While some spent the start of the COVID-19 pandemic cooking or binging TV shows, poet Adrian Matejka spent his lockdown writing his recent book ‘Someone Else Sold The World’, estimating he wrote 95% of the book in the first months of the pandemic.
“At first, when it looked like we were going to be home for a few weeks…we [Matejka and his wife] spent these two weeks working hard,” Matejka said. “Then it became clear that it wasn’t a fun thing, it was real, and people were dying and we had to rethink everything.”
Matejka will talk about her book at the 2022-2023 Efroymson Creative Writing Reading Series, which kicks off on Thursday and browse April 20. Hosted by the Department of English and Creative Writing, the series “attracts prestigious, award-winning fiction writers, poets and non-fiction writers who perform, engage and educate on a myriad of subjects and traditions.”
The series kicks off at 5:30 p.m. at the Hokin Gallery at 623 S. Wabash, Room 109 with Matejka, editor-in-chief of Poetry Magazine, as guest speaker.
Born in Nuremberg, Germany to a military family, Matejka grew up in Indianapolis and graduated from Indiana University Bloomington and the MFA program at Southern Illinois University Carbondale.
With an array of books to his credit, Matejka is recognized as a finalist for the 2014 award. Pulitzer Prize for Poetry and 2013 National Book Award for “The Big Smoke.”
The collection of poems published in May 2013 explores the legacy of American boxer Jack Johnson. Johnson was the child of emancipated slaves and fought violent Jim Crow segregation, overcoming it by challenging white boxers and white America to become the first African-American world heavyweight champion.
Her latest collection of poems titled “Somebody Else Sold the World” was a finalist for the 2022 Rilke Prize, and Matejka is currently awaiting the release of her first graphic novel “Last On His Feet”, which will be released in 2023.
It will not be the writer’s first visit to Colombia. Matejka said he was on campus about eight years ago when he read with Matthew Shenoda, the former dean of academic diversity, equity and inclusion.
“[Shenoda] and I did an event together, and it was a real joy,” Matejka said. “I was able to hang out with the creative writing students and was so impressed with the community of writers and artists on campus… so I was really excited to come back and do something again.

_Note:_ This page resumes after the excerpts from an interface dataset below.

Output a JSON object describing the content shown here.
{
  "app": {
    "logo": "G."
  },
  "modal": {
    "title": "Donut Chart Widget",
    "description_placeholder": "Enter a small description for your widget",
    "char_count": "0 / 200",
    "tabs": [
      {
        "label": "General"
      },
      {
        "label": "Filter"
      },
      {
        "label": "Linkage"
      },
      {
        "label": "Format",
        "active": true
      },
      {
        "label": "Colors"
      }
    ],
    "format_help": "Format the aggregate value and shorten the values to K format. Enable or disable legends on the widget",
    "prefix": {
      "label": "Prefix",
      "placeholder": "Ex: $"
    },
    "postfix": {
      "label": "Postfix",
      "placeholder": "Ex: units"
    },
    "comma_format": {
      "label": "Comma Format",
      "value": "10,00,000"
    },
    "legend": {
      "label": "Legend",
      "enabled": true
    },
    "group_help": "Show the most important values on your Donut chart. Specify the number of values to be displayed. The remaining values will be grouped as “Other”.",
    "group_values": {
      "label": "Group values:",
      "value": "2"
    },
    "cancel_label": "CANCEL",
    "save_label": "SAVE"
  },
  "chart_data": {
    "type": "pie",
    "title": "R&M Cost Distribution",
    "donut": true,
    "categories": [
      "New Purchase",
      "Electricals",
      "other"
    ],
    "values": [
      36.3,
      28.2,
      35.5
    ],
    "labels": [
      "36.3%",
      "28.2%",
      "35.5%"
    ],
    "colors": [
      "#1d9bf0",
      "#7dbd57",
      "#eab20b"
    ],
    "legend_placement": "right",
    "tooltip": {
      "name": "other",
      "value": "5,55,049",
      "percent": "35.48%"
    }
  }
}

Matejka said at the event he will read an excerpt from his recent book “Someone Else Sold The World” and then discuss his new role. as the editor of Poetry Magazine.
According to the Matejka website, “Somebody Else Sold the World,” released in July 2021, “uses past and future touchstones like pop songs, love notes and imaginary gossip” to focus about how we exist in an “uncontrollable world”.
“Poet Pablo Neruda said ‘a good poet can write a good poem about anything’, and I try to embrace that idea,” Matejka said. “I try to embrace the idea that if we look closely enough, there’s a poem out there waiting for us to find it.”
Ankita Sadarjoshi, an MFA student in the creative writing program, will introduce Matejka at the event.
Sadarjoshi said that before the start of the fall 2022 semester, the English and creative writing department sent an email announcing that Matejka would be college reading.
When she received the email, Sadarjoshi said she became familiar with Matejka after her work was assigned in her Open Genre Workshop class.
“I was like, no, no, no, the way I have to do this,” Sadarjoshi said. “As please let me jump on this train.”
Sadarjoshi said while reading “The Big Smoke”, Matejka’s 2013 poetry collection, she felt like she was watching a movie on the pages.
“[With] 30 pages remaining of the entire manuscript, I realized I felt like I had read Jack Johnson and not Adrian Matejka,” Sadarjoshi said. “That’s how well Adrian, in my opinion, has mastered the use of recovery in terms of first-person narrative in terms of story.”
Sadarjoshi said she was intrigued to ask Matejka at the event if it was difficult to surrender to such a complicated narrative when writing “The Big Smoke”.
“Because the text has such a mix of love and violence, innocence and dirt,” Sadarjoshi said. “If I had a moment to poke his head it would be to ask him ‘how do you take care of yourself as a writer when you embark on such a complicated project?'”